Excerpts from an interface dataset:
____
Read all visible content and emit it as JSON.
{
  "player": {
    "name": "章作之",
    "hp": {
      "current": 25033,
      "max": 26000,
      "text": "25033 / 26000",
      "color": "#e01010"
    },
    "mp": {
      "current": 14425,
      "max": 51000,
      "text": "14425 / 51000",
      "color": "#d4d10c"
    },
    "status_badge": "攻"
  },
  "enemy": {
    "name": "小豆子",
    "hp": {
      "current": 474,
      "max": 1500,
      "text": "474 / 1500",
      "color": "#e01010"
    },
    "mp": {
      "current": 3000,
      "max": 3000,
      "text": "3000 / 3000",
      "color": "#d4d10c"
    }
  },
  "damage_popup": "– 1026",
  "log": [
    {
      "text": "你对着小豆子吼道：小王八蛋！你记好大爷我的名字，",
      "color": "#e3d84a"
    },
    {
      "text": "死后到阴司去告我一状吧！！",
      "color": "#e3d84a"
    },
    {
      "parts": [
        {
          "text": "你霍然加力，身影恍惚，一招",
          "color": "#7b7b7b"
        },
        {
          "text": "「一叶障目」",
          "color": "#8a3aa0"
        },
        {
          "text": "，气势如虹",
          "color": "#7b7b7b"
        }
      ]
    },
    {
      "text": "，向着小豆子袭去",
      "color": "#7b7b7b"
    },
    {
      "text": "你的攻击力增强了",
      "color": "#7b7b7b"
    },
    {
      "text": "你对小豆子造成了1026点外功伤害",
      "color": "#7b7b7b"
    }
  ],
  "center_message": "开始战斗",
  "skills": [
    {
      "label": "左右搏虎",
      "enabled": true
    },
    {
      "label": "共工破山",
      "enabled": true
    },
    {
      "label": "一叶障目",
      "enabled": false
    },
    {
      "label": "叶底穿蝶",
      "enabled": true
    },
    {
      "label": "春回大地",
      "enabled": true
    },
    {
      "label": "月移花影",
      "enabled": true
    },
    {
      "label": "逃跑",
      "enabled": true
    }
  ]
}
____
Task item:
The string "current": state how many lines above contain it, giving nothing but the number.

Response below:
4